━━ EXCERPTED RECORDS

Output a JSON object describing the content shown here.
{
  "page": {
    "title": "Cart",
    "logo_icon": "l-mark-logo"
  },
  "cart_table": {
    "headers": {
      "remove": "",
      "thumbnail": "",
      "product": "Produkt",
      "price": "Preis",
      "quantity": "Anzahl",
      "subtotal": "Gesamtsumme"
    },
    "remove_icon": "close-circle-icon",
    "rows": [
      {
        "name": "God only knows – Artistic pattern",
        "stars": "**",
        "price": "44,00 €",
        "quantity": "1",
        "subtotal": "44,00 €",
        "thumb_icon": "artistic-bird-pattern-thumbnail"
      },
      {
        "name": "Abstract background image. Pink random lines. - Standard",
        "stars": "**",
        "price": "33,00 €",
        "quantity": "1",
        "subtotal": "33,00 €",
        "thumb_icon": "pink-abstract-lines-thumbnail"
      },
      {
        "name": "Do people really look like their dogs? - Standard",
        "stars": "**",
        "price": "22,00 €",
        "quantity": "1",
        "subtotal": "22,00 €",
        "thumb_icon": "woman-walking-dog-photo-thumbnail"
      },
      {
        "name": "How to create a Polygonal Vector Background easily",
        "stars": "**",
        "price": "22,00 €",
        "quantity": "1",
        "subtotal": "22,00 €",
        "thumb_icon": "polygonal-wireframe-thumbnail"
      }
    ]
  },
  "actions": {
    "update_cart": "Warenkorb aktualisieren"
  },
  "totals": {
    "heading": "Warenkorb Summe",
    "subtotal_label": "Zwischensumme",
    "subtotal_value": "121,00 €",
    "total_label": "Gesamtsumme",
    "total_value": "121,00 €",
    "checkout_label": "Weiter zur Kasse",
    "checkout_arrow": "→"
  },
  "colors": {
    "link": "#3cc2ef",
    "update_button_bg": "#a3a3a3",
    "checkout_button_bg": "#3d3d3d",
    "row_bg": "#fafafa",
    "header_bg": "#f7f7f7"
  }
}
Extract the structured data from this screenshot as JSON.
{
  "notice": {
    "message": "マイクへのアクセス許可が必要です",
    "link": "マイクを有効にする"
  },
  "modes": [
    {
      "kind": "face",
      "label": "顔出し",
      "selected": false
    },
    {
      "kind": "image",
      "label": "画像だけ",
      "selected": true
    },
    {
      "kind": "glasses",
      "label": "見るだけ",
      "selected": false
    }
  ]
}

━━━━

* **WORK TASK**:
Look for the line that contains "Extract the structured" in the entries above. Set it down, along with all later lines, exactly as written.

* **ANSWER SPACE**:
Extract the structured data from this screenshot as JSON.
{
  "notice": {
    "message": "マイクへのアクセス許可が必要です",
    "link": "マイクを有効にする"
  },
  "modes": [
    {
      "kind": "face",
      "label": "顔出し",
      "selected": false
    },
    {
      "kind": "image",
      "label": "画像だけ",
      "selected": true
    },
    {
      "kind": "glasses",
      "label": "見るだけ",
      "selected": false
    }
  ]
}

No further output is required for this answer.